Safe words are such a big part of BDSM. If you don’t use it, your partner won’t know if you aren’t actually enjoying what they are doing to you. However, many see using a safe word as weak. That may be why Anastasia never uses it during Fifty Shades, because she doesn’t want her beloved and abusive Christian to see her as anything but his equal.

Using the safe word doesn’t mean you want to give up. Some people will use it to take a break and catch their breath, while others might decide to talk about what has happened. It could be that you really enjoy it when they pull the ropes tighter and press your body against them, but you perhaps don’t like the way that they are spanking your leg in the process.

Personally, I don’t think that bondage is abuse. Abuse would be carrying on when your partner wants you to stop, or forcing them to do something that they clearly do not want to do in the first place. Consenting to bondage doesn’t mean that you are going to be abused. Abuse comes into play when, as we see in Fifty Shades, it is taken too far.

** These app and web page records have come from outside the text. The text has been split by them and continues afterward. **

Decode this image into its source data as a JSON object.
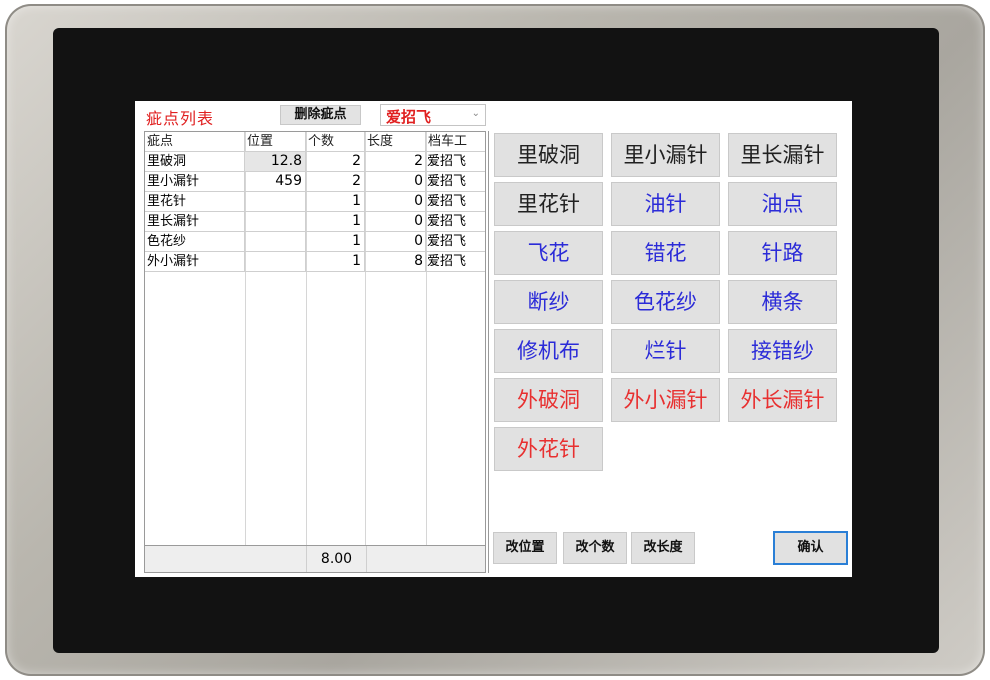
{
  "header": {
    "title": "疵点列表",
    "delete_label": "删除疵点",
    "operator_value": "爱招飞",
    "chevron": "⌄"
  },
  "table": {
    "columns": [
      "疵点",
      "位置",
      "个数",
      "长度",
      "档车工"
    ],
    "rows": [
      {
        "name": "里破洞",
        "position": "12.8",
        "count": "2",
        "length": "2",
        "worker": "爱招飞"
      },
      {
        "name": "里小漏针",
        "position": "459",
        "count": "2",
        "length": "0",
        "worker": "爱招飞"
      },
      {
        "name": "里花针",
        "position": "",
        "count": "1",
        "length": "0",
        "worker": "爱招飞"
      },
      {
        "name": "里长漏针",
        "position": "",
        "count": "1",
        "length": "0",
        "worker": "爱招飞"
      },
      {
        "name": "色花纱",
        "position": "",
        "count": "1",
        "length": "0",
        "worker": "爱招飞"
      },
      {
        "name": "外小漏针",
        "position": "",
        "count": "1",
        "length": "8",
        "worker": "爱招飞"
      }
    ],
    "total": "8.00"
  },
  "defects": [
    {
      "label": "里破洞",
      "color": "#202020"
    },
    {
      "label": "里小漏针",
      "color": "#202020"
    },
    {
      "label": "里长漏针",
      "color": "#202020"
    },
    {
      "label": "里花针",
      "color": "#202020"
    },
    {
      "label": "油针",
      "color": "#2b2bd8"
    },
    {
      "label": "油点",
      "color": "#2b2bd8"
    },
    {
      "label": "飞花",
      "color": "#2b2bd8"
    },
    {
      "label": "错花",
      "color": "#2b2bd8"
    },
    {
      "label": "针路",
      "color": "#2b2bd8"
    },
    {
      "label": "断纱",
      "color": "#2b2bd8"
    },
    {
      "label": "色花纱",
      "color": "#2b2bd8"
    },
    {
      "label": "横条",
      "color": "#2b2bd8"
    },
    {
      "label": "修机布",
      "color": "#2b2bd8"
    },
    {
      "label": "烂针",
      "color": "#2b2bd8"
    },
    {
      "label": "接错纱",
      "color": "#2b2bd8"
    },
    {
      "label": "外破洞",
      "color": "#e83030"
    },
    {
      "label": "外小漏针",
      "color": "#e83030"
    },
    {
      "label": "外长漏针",
      "color": "#e83030"
    },
    {
      "label": "外花针",
      "color": "#e83030"
    }
  ],
  "actions": {
    "change_position": "改位置",
    "change_count": "改个数",
    "change_length": "改长度",
    "confirm": "确认"
  }
}
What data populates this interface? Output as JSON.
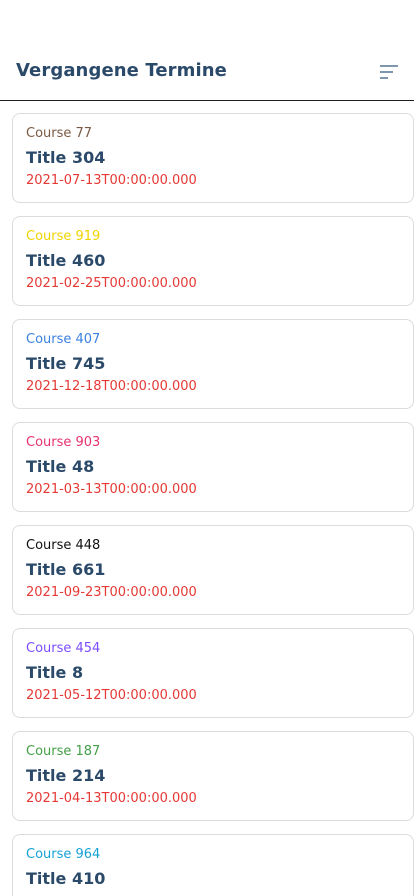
{
  "header": {
    "title": "Vergangene Termine",
    "filter_icon": "filter-list-icon"
  },
  "colors": {
    "title": "#2b4a6a",
    "date": "#e53935",
    "border": "#dcdcdc"
  },
  "appointments": [
    {
      "course": "Course 77",
      "course_color": "#7a5a44",
      "title": "Title 304",
      "date": "2021-07-13T00:00:00.000"
    },
    {
      "course": "Course 919",
      "course_color": "#f0d400",
      "title": "Title 460",
      "date": "2021-02-25T00:00:00.000"
    },
    {
      "course": "Course 407",
      "course_color": "#3b82e0",
      "title": "Title 745",
      "date": "2021-12-18T00:00:00.000"
    },
    {
      "course": "Course 903",
      "course_color": "#e8326e",
      "title": "Title 48",
      "date": "2021-03-13T00:00:00.000"
    },
    {
      "course": "Course 448",
      "course_color": "#111111",
      "title": "Title 661",
      "date": "2021-09-23T00:00:00.000"
    },
    {
      "course": "Course 454",
      "course_color": "#7c4dff",
      "title": "Title 8",
      "date": "2021-05-12T00:00:00.000"
    },
    {
      "course": "Course 187",
      "course_color": "#43a047",
      "title": "Title 214",
      "date": "2021-04-13T00:00:00.000"
    },
    {
      "course": "Course 964",
      "course_color": "#17a2d6",
      "title": "Title 410",
      "date": ""
    }
  ]
}
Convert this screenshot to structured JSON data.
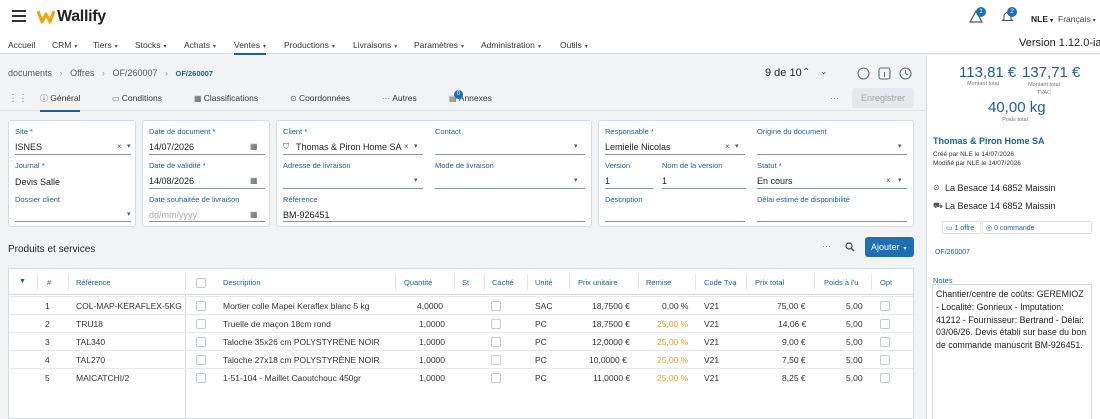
{
  "app": {
    "logo": "Wallify"
  },
  "header": {
    "alerts_count": "1",
    "notifications_count": "2",
    "user": "NLE",
    "language": "Français",
    "version": "Version 1.12.0-ia.5"
  },
  "menu": [
    "Accueil",
    "CRM",
    "Tiers",
    "Stocks",
    "Achats",
    "Ventes",
    "Productions",
    "Livraisons",
    "Paramètres",
    "Administration",
    "Outils"
  ],
  "breadcrumb": {
    "documents": "documents",
    "offres": "Offres",
    "id": "OF/260007",
    "current": "OF/260007"
  },
  "pager": {
    "text": "9 de 10"
  },
  "tabs": {
    "general": "Général",
    "conditions": "Conditions",
    "classifications": "Classifications",
    "coordonnees": "Coordonnées",
    "autres": "Autres",
    "annexes": "Annexes",
    "annexes_count": "0",
    "save": "Enregistrer"
  },
  "form": {
    "site_label": "Site",
    "site_value": "ISNES",
    "journal_label": "Journal",
    "journal_value": "Devis Salle",
    "dossier_label": "Dossier client",
    "date_doc_label": "Date de document",
    "date_doc_value": "14/07/2026",
    "date_valid_label": "Date de validité",
    "date_valid_value": "14/08/2026",
    "date_livr_label": "Date souhaitée de livraison",
    "date_livr_placeholder": "dd/mm/yyyy",
    "client_label": "Client",
    "client_value": "Thomas & Piron Home SA",
    "contact_label": "Contact",
    "adresse_label": "Adresse de livraison",
    "mode_label": "Mode de livraison",
    "reference_label": "Référence",
    "reference_value": "BM-926451",
    "responsable_label": "Responsable",
    "responsable_value": "Lemielle Nicolas",
    "origine_label": "Origine du document",
    "version_label": "Version",
    "version_value": "1",
    "nom_version_label": "Nom de la version",
    "nom_version_value": "1",
    "statut_label": "Statut",
    "statut_value": "En cours",
    "description_label": "Description",
    "delai_label": "Délai estimé de disponibilité"
  },
  "products": {
    "title": "Produits et services",
    "add_button": "Ajouter",
    "columns": [
      "#",
      "Référence",
      "Description",
      "Quantité",
      "St",
      "Caché",
      "Unité",
      "Prix unitaire",
      "Remise",
      "Code Tva",
      "Prix total",
      "Poids à l'u",
      "Opt"
    ],
    "rows": [
      {
        "n": "1",
        "ref": "COL-MAP-KERAFLEX-5KG",
        "desc": "Mortier colle Mapei Keraflex blanc 5 kg",
        "qty": "4,0000",
        "unit": "SAC",
        "pu": "18,7500 €",
        "remise": "0,00 %",
        "tva": "V21",
        "total": "75,00 €",
        "poids": "5,00"
      },
      {
        "n": "2",
        "ref": "TRU18",
        "desc": "Truelle de maçon 18cm rond",
        "qty": "1,0000",
        "unit": "PC",
        "pu": "18,7500 €",
        "remise": "25,00 %",
        "tva": "V21",
        "total": "14,06 €",
        "poids": "5,00"
      },
      {
        "n": "3",
        "ref": "TAL340",
        "desc": "Taloche 35x26 cm POLYSTYRÈNE NOIR",
        "qty": "1,0000",
        "unit": "PC",
        "pu": "12,0000 €",
        "remise": "25,00 %",
        "tva": "V21",
        "total": "9,00 €",
        "poids": "5,00"
      },
      {
        "n": "4",
        "ref": "TAL270",
        "desc": "Taloche 27x18 cm POLYSTYRÈNE NOIR",
        "qty": "1,0000",
        "unit": "PC",
        "pu": "10,0000 €",
        "remise": "25,00 %",
        "tva": "V21",
        "total": "7,50 €",
        "poids": "5,00"
      },
      {
        "n": "5",
        "ref": "MAICATCHI/2",
        "desc": "1-51-104 - Maillet Caoutchouc 450gr",
        "qty": "1,0000",
        "unit": "PC",
        "pu": "11,0000 €",
        "remise": "25,00 %",
        "tva": "V21",
        "total": "8,25 €",
        "poids": "5,00"
      }
    ]
  },
  "sidebar": {
    "total_ht": "113,81 €",
    "total_ht_label": "Montant total",
    "total_ttc": "137,71 €",
    "total_ttc_label": "Montant total TVAC",
    "weight": "40,00 kg",
    "weight_label": "Poids total",
    "company": "Thomas & Piron Home SA",
    "created": "Créé par NLE le 14/07/2026",
    "modified": "Modifié par NLE le 14/07/2026",
    "address1": "La Besace 14 6852 Maissin",
    "address2": "La Besace 14 6852 Maissin",
    "offres": "1 offre",
    "commandes": "0 commande",
    "doc_ref": "OF/260007",
    "notes_label": "Notes",
    "notes_text": "Chantier/centre de coûts: GEREMIOZ - Localité: Gonrieux - Imputation: 41212 - Fournisseur: Bertrand - Délai: 03/06/26. Devis établi sur base du bon de commande manuscrit BM-926451."
  },
  "colors": {
    "accent": "#1e5f96",
    "button": "#1e6fb3",
    "orange": "#f0a020"
  }
}
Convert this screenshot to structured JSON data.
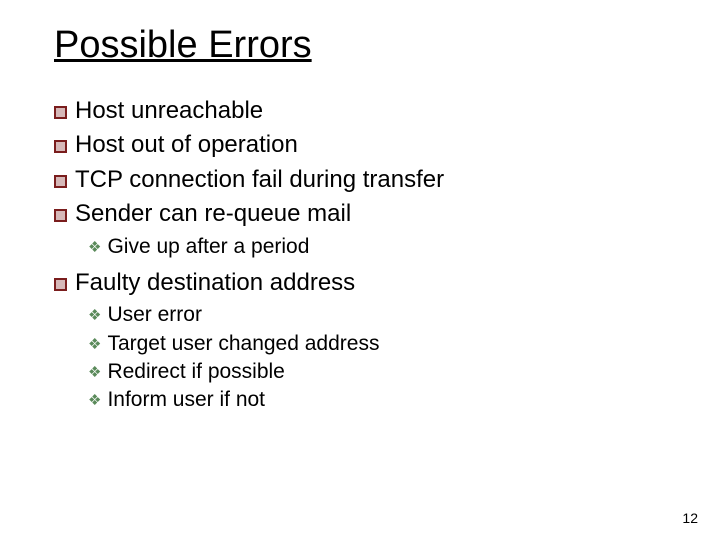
{
  "title": "Possible Errors",
  "bullets": {
    "b0": "Host unreachable",
    "b1": "Host out of operation",
    "b2": "TCP connection fail during transfer",
    "b3": "Sender can re-queue mail",
    "b3_0": "Give up after a period",
    "b4": "Faulty destination address",
    "b4_0": "User error",
    "b4_1": "Target user changed address",
    "b4_2": "Redirect if possible",
    "b4_3": "Inform user if not"
  },
  "page_number": "12"
}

That’s what I think, but what do you think? Are bondage and abuse too close together, or are they two very distinct things? Let us know what you think by leaving a comment in the box below or by heading over to the Escort England forum and joining in the discussion over there. You could even tell us what you’d like to read about next here on the Escort England blog.

Lara Mills
Follow me

Lara Mills

Lara Mills is a writer who has four years of sex industry expertise behind her. Since she entered the adult industry, she has worked on the Escort Advertising forums, before moving into her current role three years ago.

Since then she has gained a fine reputation with her blogs on sex advice, sexual health and amusing news stories from around the globe. She is also a campaigner for the rights of sex workers from all over the world.

In her spare time, Lara keeps herself active by going running, and is something of a film buff. She also loves to go travelling.
Lara Mills
Follow me

Latest posts by Lara Mills (see all)

2 thoughts on “Is Bondage Abuse?”

  1. Isn’t it abuse when the 1 person doesn’t want it, but the other does?
    Surly if both parties agree to bondage, then it isn’t abuse, so in a way none of this actually makes much sense.

  2. They are not banning bondage now are they?
    They banned face sitting in porn, why? Who the fuck knows.
    England is becoming a joke with the sex industry.

Please log in here to leave a comment.